It is important to note that we are proposing information accountability as a complement, instead of an alternative, to access control. While access control governs the disclosure and availability of information, accountability enhances privacy protection through deterrence strategies, similar to how legal and social rules work in our societies. Even though most of these rules are not enforced perfectly or automatically, citizens abide by them since our society evolved in a way such that compliance is encouraged over violation. This can be illustrated in a parking spot example, where one obeys parking rules even when there is no traffic police around. Existing social and legal norms govern what we can or cannot do, and they have been ingrained into our way of thinking such that most people go through life following these rules. When problems occur, there are mechanisms that ensure that violators are reprimanded – parking tickets or fines in this particular example. Instead of enforcing privacy policies through restricted access, we suggest focusing on helping users conform to policies by making them aware of the usage restrictions associated with the data and helping them understand the implications of their actions and of violating the policy. This process can proceed in isolated stages – each component of an accountability system phased in to accompany existing access control systems. Ultimately, we aim to work towards introducing a complete infrastructure that encourages transparency and accountability in how user data is collected and used.

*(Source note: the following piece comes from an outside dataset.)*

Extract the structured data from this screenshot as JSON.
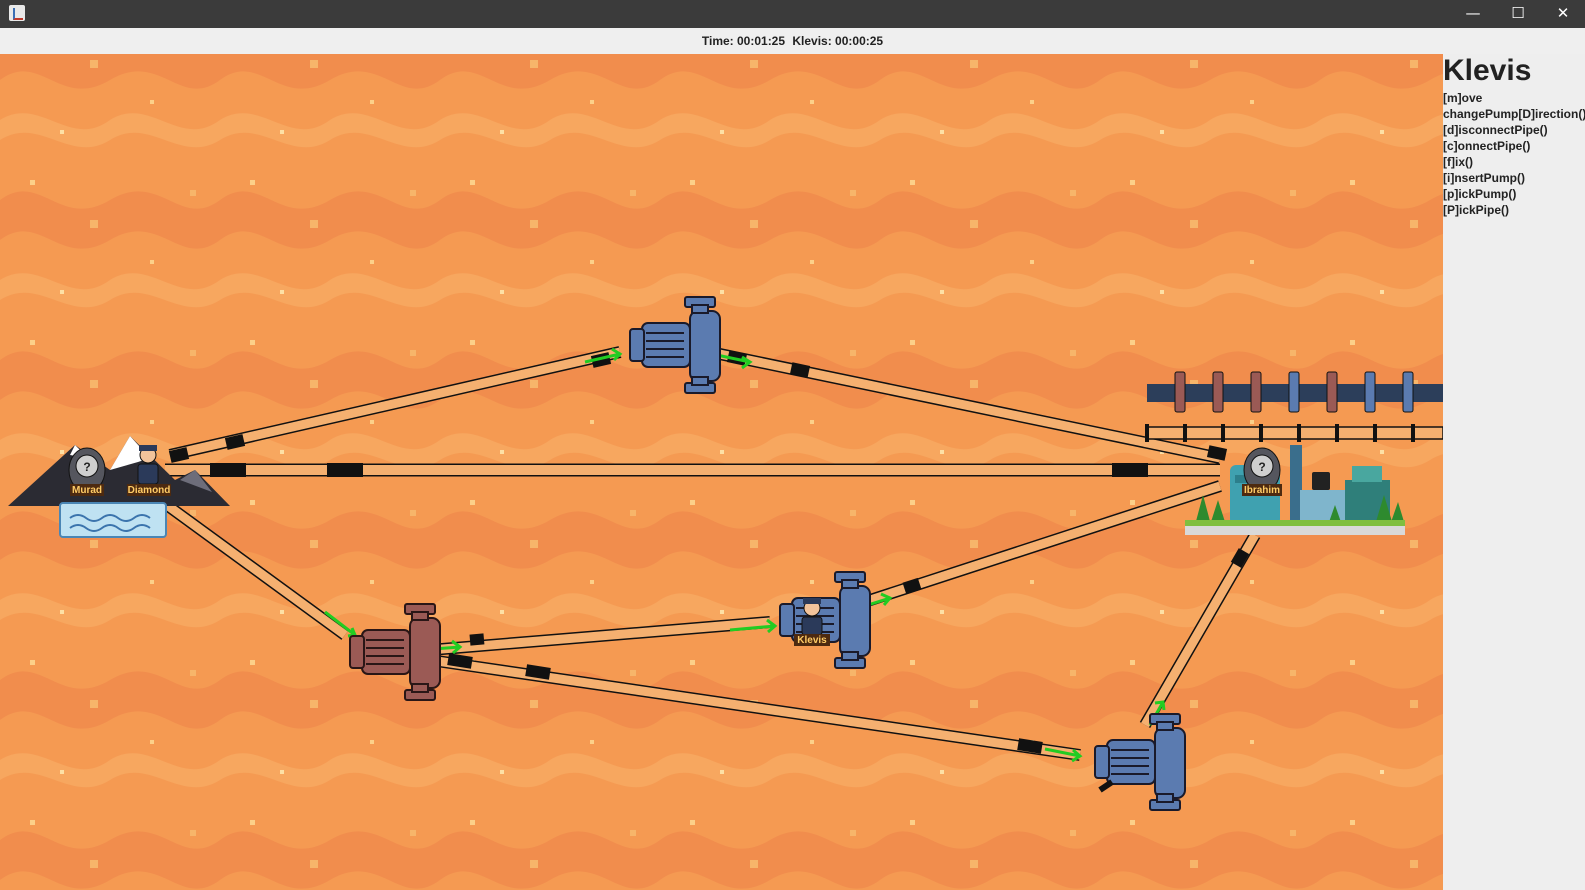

Components of an Accountable System

Through years of research and exploration in this field, we have identified 5 major components that make up an accountability system, leading from information generation to information usage. They are listed as follows:

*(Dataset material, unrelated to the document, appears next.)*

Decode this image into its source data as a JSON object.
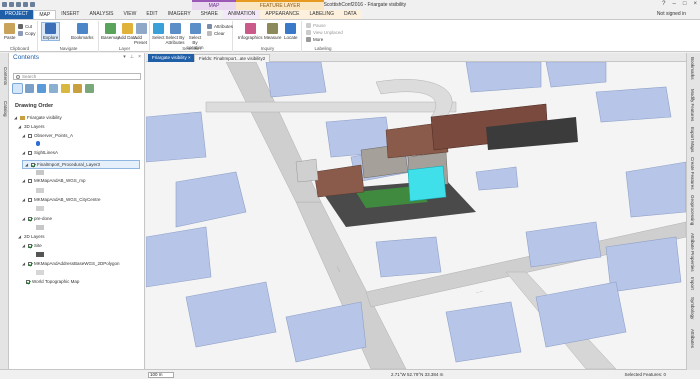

  1. Data Provenance: data provenance is defined as the derivation history of a piece of data, and it is integral to the algorithms of many distributed systems. It is used frequently for trust and authority assignment, hence handling provenance properly is an important task of an accountability system.
  2. Policy Representation: policy representation refers to the process of translating users’ intents and restrictions on data usage to machine-readable language. For instance, a user should be able to easily specify a usage policy that allows his data to be used for educational purposes only.
  3. Policy Reasoning: policy reasoning involves the process machines engage in in order to determine whether or not usage policies are being violated. It comprises of policy interpretation and evaluation.
  4. Transparent Monitoring: transparent monitoring describes the framework that supports tracking of data usage violations and real-time feedback for the users. Most importantly, it needs to provide users with possible redress actions depending on the compliance results.
  5. Contextual Privacy: contextual privacy is an important component of the information accountability platform that focuses on changing contexts surrounding each user’s privacy preferences and how privacy can be interpreted differently under evolving circumstances

Thus far, DIG has conducted significant research on all 5 components outlined above and presented a wide range of applications with the aim of providing complete information accountability on the web. Details of our work can be found on our Publications page. While many of the existing problems have been identified, there is a plethora of future research topics in each of the components that we would like to and will continue to explore.

Written by Daniela Miao (dmiao@csail.mit.edu)
Updated: $Date: 2013-02-17 02:07:21 -0400 (Sun, 17 Feb 2013) $